This event is just the beginning of a series of opportunities for community involvement and throughout the summer the North Coast Lakefront project team will be at grocery stores, neighborhood festivals and parks to gather input citywide. City officials said they are seeking ongoing feedback and ideas from Clevelanders over the coming months, as the North Coast Master Plan continues to develop. Ideas are continuously collected online, at clevelandnorthcoast.com.
Many residents have publicly expressed skepticism that this is just another lakefront plan that will grow stale and dusty on a shelf. But city officials said that such plans — with public involvement — must be done in order for infrastructure elements of the lakefront vision to be eligible for federal construction funds. One of the more important and expensive elements of the lakefront vision will be the North Coast Connector.
With an estimated construction cost of $200 million or more, plus ongoing costs to operate and maintain it, the North Coast Connector would provide a land bridge to link downtown and the waterfront over the busy lakefront railroad tracks and Shoreway highway. According to sources, the land bridge would have a landscaped roof with walking and biking paths and act as an extension of the downtown malls all the way north to the water’s edge.

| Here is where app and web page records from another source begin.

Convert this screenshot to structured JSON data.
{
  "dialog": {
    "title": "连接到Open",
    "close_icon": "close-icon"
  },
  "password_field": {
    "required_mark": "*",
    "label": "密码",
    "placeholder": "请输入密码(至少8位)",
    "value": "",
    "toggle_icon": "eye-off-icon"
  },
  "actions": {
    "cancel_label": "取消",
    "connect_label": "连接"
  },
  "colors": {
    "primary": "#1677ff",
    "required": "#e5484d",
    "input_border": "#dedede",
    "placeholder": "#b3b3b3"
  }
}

This rendering shows how a North Coast Connector could continue the downtown malls at top-center, straight over the railroad tracks and the Shoreway-turned-boulevard, to the water’s edge at lower-right. The land bridge could pass between Cleveland Browns Stadium at far-right and the Great Lakes Science Center to the left of it (AoDK).
Below the roof, it would have multiple levels of parking to support future development and provide a minimum number of parking spaces for the Cleveland Browns as guaranteed by the city’s lease with the football team for use of the stadium. The connector could allow the removal of parking lots between the stadium and the lake so they can be developed with housing, restaurants, shops and public spaces. High-rise apartment buildings are also planned next to the land bridge and the railroad tracks. The economic viability of those towers would be bolstered by parking provided within the North Coast Connector.
Proposed on the ground level of the connector is a multimodal transportation center including a new Amtrak train station and a new Waterfront Line light-rail transit stop that combines and replaces two nearby stations — the 27-year-old West 3rd-Browns Stadium and North Coast-East 9th stations. A new roadway traveling below West 3rd and East 9th streets and linking the Port of Cleveland to the highway system east of downtown is planned as well.
To build a North Coast Connector between the stadium and the science center so that it makes a straight, continuous, descending alignment from the downtown malls to the water’s edge, the Shoreway may have to be removed. North of the malls, the Shoreway starts to rise on a bridge that takes it over the railroad tracks and West 3rd. That bridge and the fact that it’s a limited-access highway creates another physical barrier between central business district and the lakefront.
So the city is likely to seek converting the Shoreway into a boulevard with intersections at West 3rd, Erieside Avenue, East 9th and possibly an extension of East 18th Street. It remains to be seen how a new boulevard would traverse West 3rd and link up with the Main Avenue Bridge over the Flats. One option would be to route the boulevard over West 3rd and its bridge over the railroad tracks, then gently ramp up onto the Main Avenue Bridge. The other would have the new boulevard cross West 3rd, then turn south on its own bridge over the railroad tracks, before curving west again to ramp up onto the bridge over the Flats.